What stresses you out? Is it deadlines or not being prepared for a meeting? Just as people get stressed out, so do lawns. A number of things cause this. They include:
· Too much pesticide
· Too much or too little fertilizer
· Too much or too little water
· Gasoline spills
· Dog urine
· Foot traffic
· Mowing too close
· Using a dull blade when mowing
· Compacted soil
· Hot and cold temperature extremes
· Nutrient deficiencies
· Damping off
Of course, just like in the case of humans, your lawn has to survive stress as part of a routine to assure greater health for the long run.

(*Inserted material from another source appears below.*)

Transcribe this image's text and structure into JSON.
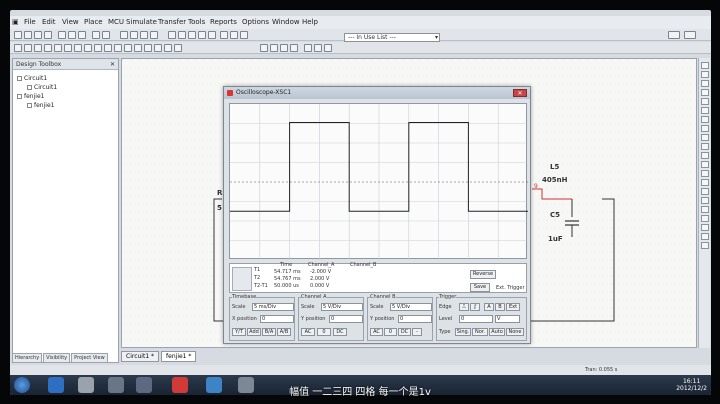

For example, grass is just going to have to tolerate cutting, the family dog is going to piss on the lawn, family members will walk on the lawn, hot and cold extremes in the weather will occur depending on what region of the country you live in.
As the owner of the lawn, it is up to you or someone you assign to help make it through these stressful moments.
So, perform your due diligence when measuring out the amount of fertilizer and pesticides you use and quickly fix the problems that result from the dog pee, foot traffic, etc.
For example, if too much pesticide, fertilizer or gasoline spills on the lawn, rake up the excess, flood the area with water to dilute, remove spills with an absorbent product and dispose of the liquid and absorbent properly.
If Rover urinates, flush the area with water as soon as possible.
If the kids play football or soccer on the lawn, then aerate to relieve the soil compaction and reseed and get the kids to play their games at a neighborhood park.
No matter what, the grass will suffer stress when mowed. So raise the mower blade and cut the grass at a proper height for the variety of turf in use. In addition, level out high spots in the lawn.
When you mow the lawn, be sure that the blade is properly sharp to avoid ragged cuts and discolorations.
No one is perfect, so offering too much or too little water to the lawn is going to happen. Try to stay on a schedule and water only when needed to avoid over watering. Water the lawn early in the day so excess water will evaporate from the grass blades.
Do what you can to protect your lawn and plants from extreme hot or cold. Be prepared and keep an eye out for weather reports that predict extreme conditions.
Nutrient deficiency is something that can be prevented with the proper and timely use of fertilizer. Have your soil tested to determine if it is deficient of nitrogen, iron, or other nutrients, then use fertilizer with the proper balance of nutrients on your lawn so that the soil can rejuvenate.
If the lawn is lacking in nitrogen, it changes from a light green to yellow and growth is impaired. Proper fertilizing and leaving grass clippings on the lawn after mowing will help.
A lawn that is suffering from an iron deficiency will probably have areas adjacent to concrete turning yellow. That’s because of the large amount of alkaline in the concrete that tends to leach the iron in the soil. In addition, lawns in Midwestern and western states may have a large amount of alkaline, which can cause the problem. Add an iron supplement to the soil to replenish the iron.
Damping off is a fungal condition that occurs in newly seeded areas. It happens when seeds are sown to densely and then are given too much fertilizer and water. The crowded seedlings collapse and die. Rake away the damaged seedlings and reseed the area carefully so the problem will not occur again.
Then there are the insects. Those little pests can sometimes cause havoc with your lawn. Signs that they are present are holes in the leaves and chewed-off spots. If the turf can easily be pulled up, then grubs could be the issue. Other insects that can damage your lawn include billbugs, chinch bugs, nematodes, mole crickets, mites, leaf-hoppers and assorted larvae.